A mailing address is not necessary.
2. Summary: Similar to the chronological resume format, you should introduce yourself in a few sentences outlining your most important qualifications and career goals.
This is also an excellent place to briefly point out your most significant career achievements.
3. List your skills: Refer to the job posting and use the same keywords when listing your skills.
Be specific. State your skill but also add context such as how, when and where you learned the skill and whether it was school, mentorship, or work experience.
According to USAJOBS, you should use specific numbers to quantify your achievements.
For example, “Managed a sales team that saw an increase of 20% sales in 12 months,” is better than just “Managed a sales team.”

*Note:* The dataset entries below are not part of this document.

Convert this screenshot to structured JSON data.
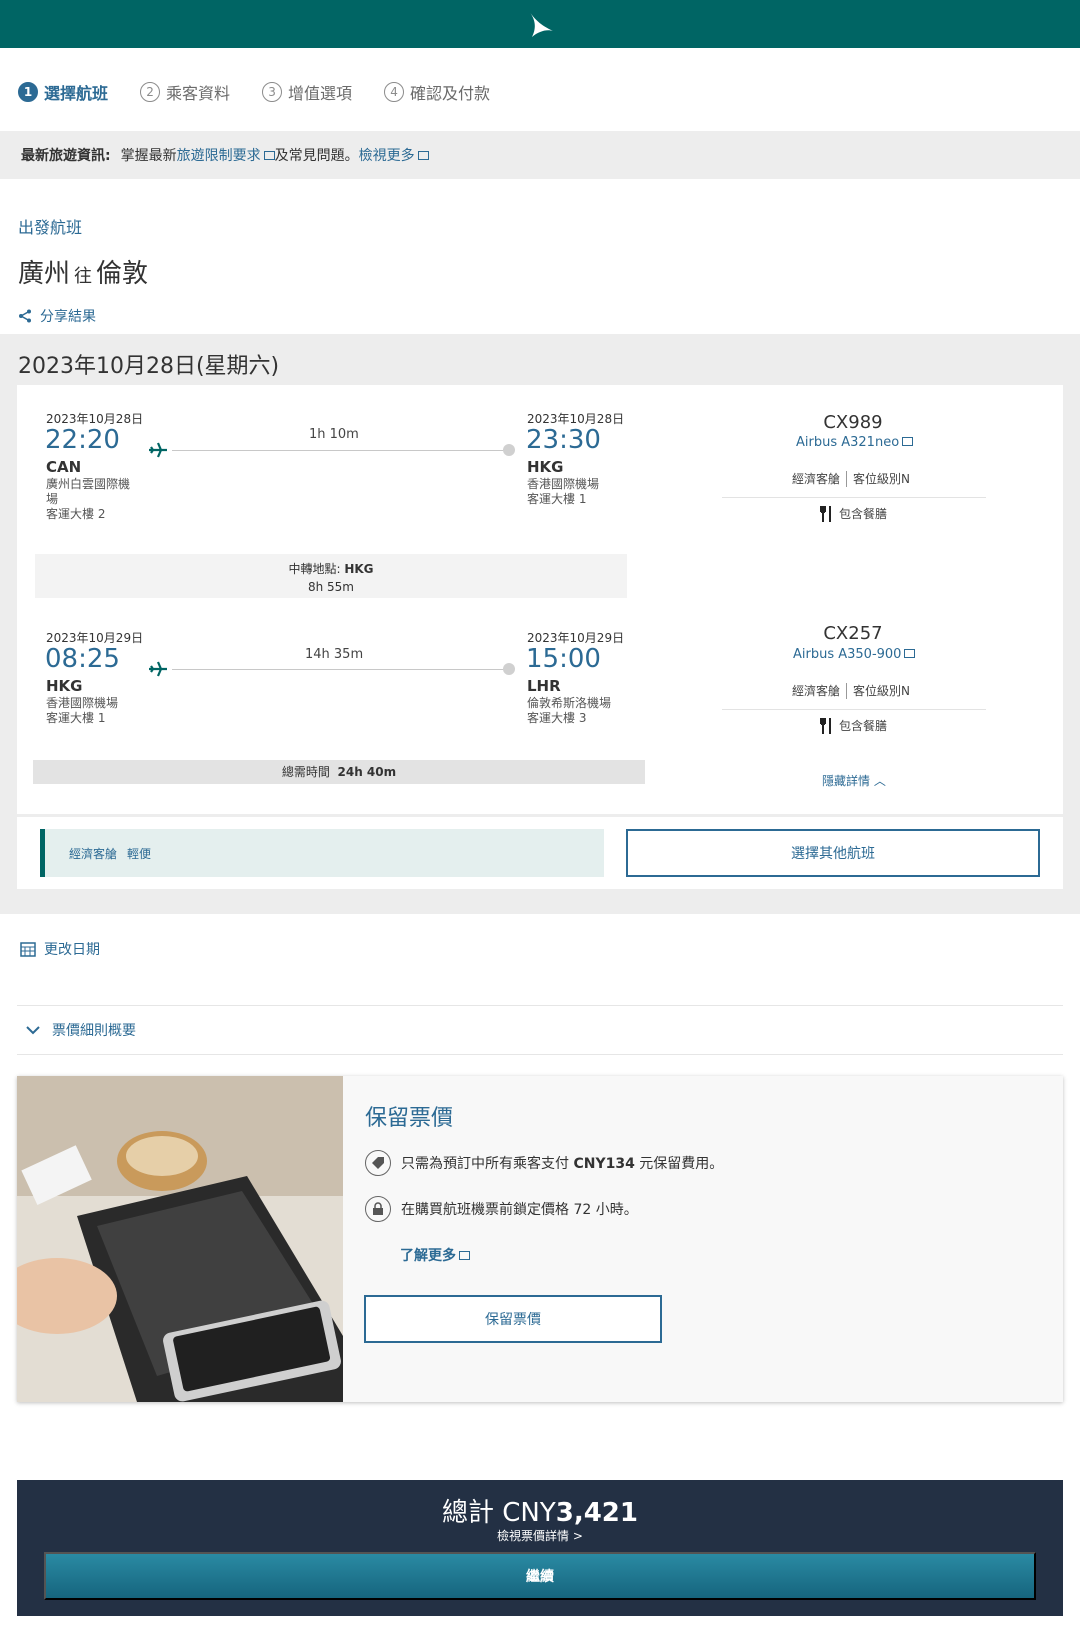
{
  "steps": [
    {
      "num": "1",
      "label": "選擇航班"
    },
    {
      "num": "2",
      "label": "乘客資料"
    },
    {
      "num": "3",
      "label": "增值選項"
    },
    {
      "num": "4",
      "label": "確認及付款"
    }
  ],
  "notice": {
    "label": "最新旅遊資訊:",
    "text1": "掌握最新",
    "link1": "旅遊限制要求",
    "text2": "及常見問題。",
    "link2": "檢視更多"
  },
  "outbound": {
    "label": "出發航班",
    "origin": "廣州",
    "to": "往",
    "destination": "倫敦",
    "share": "分享結果",
    "date_header": "2023年10月28日(星期六)"
  },
  "segments": [
    {
      "dep_date": "2023年10月28日",
      "dep_time": "22:20",
      "dep_code": "CAN",
      "dep_airport_l1": "廣州白雲國際機",
      "dep_airport_l2": "場",
      "dep_terminal": "客運大樓 2",
      "duration": "1h 10m",
      "arr_date": "2023年10月28日",
      "arr_time": "23:30",
      "arr_code": "HKG",
      "arr_airport": "香港國際機場",
      "arr_terminal": "客運大樓 1",
      "flight": "CX989",
      "aircraft": "Airbus A321neo",
      "cabin": "經濟客艙",
      "class": "客位級別N",
      "meal": "包含餐膳"
    },
    {
      "dep_date": "2023年10月29日",
      "dep_time": "08:25",
      "dep_code": "HKG",
      "dep_airport_l1": "香港國際機場",
      "dep_terminal": "客運大樓 1",
      "duration": "14h 35m",
      "arr_date": "2023年10月29日",
      "arr_time": "15:00",
      "arr_code": "LHR",
      "arr_airport": "倫敦希斯洛機場",
      "arr_terminal": "客運大樓 3",
      "flight": "CX257",
      "aircraft": "Airbus A350-900",
      "cabin": "經濟客艙",
      "class": "客位級別N",
      "meal": "包含餐膳"
    }
  ],
  "transit": {
    "label": "中轉地點:",
    "code": "HKG",
    "time": "8h 55m"
  },
  "total_time": {
    "label": "總需時間",
    "value": "24h 40m"
  },
  "hide_detail": "隱藏詳情",
  "fare": {
    "cabin": "經濟客艙",
    "type": "輕便"
  },
  "other_flights": "選擇其他航班",
  "change_date": "更改日期",
  "fare_rules": "票價細則概要",
  "hold": {
    "title": "保留票價",
    "item1_pre": "只需為預訂中所有乘客支付 ",
    "item1_amount": "CNY134",
    "item1_post": " 元保留費用。",
    "item2": "在購買航班機票前鎖定價格 72 小時。",
    "learn_more": "了解更多",
    "button": "保留票價"
  },
  "total": {
    "label": "總計 CNY",
    "amount": "3,421",
    "view_fare": "檢視票價詳情",
    "continue": "繼續"
  },
  "colors": {
    "brand": "#006564",
    "link": "#2c6a94",
    "footer": "#233044"
  }
}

4. Education: List your academic achievements, with the university or college, location, the type of degree or diploma, and your grades – if they were high.
Combination resume format
1. Contact information: Much like the other resume formats, including your name, telephone number, and email at the top.
And feel free to add a link to your LinkedIn account, your website, or social media handles if appropriate.
2. Summary: The summary is also called a professional profile.
This is where you summarize your top skills and relevant qualities that make you perfect the job.
Also, include your career goals to provide a bit of personality to your resume.
3. Skills: In a combination resume you will be using both work experience and skills.
Begin with your list of skills.
Logically bundle your skills, relating those skills to what is required for the job.
4. Work experience: In this section list the company name, your job title, and the dates you worked there.
Use bullet points and list your accomplishments rather than your everyday tasks.
Show how you helped the business’s bottom line.
5. Education: If you are well into your career, then education sections aren’t that important, although many jobs require university degrees or college diplomas.
List the school and location, your field of study, and the type of degree or diploma you earned.
Add an honors degree or high GPA, but this section should be short.
Should I Include a Cover Letter?
You should (almost) always include a cover letter with your resume when you apply for a job.
A well-written, thoughtful cover letter shows that you’re interested in the job and that you took the extra time and effort to pitch yourself and explain how you align with the employer.
It’s a chance to show your personality and connect with a potential employer.
A cover letter is a good place to explain any employment gaps in your work history or why you have had many different jobs in the last 12 to 24 months.
Of course, if the job posting explicitly states no cover letters then it’s best to follow instructions.
Also, if you don’t have the time to write a good cover letter, then handing in no cover letter is better than handing in one that is poorly written.
The Best Resume Format: Final Thoughts
Your resume is an important document that could help get you to start your career or land your dream job.
There isn’t one best resume format, nor is there one single way to write a perfect resume.
Every resume, like every individual, is unique.
The one thing you have to do is keep it easy to read and understand, highlight your experience and skills, and relate your experience and skills to the specific job you are applying for.
Sending one catch-all resume to dozens of potential employers is never the best route.
Using the information outlined here and these resume samples, build your resume, making sure to personalize it to the job you are applying for.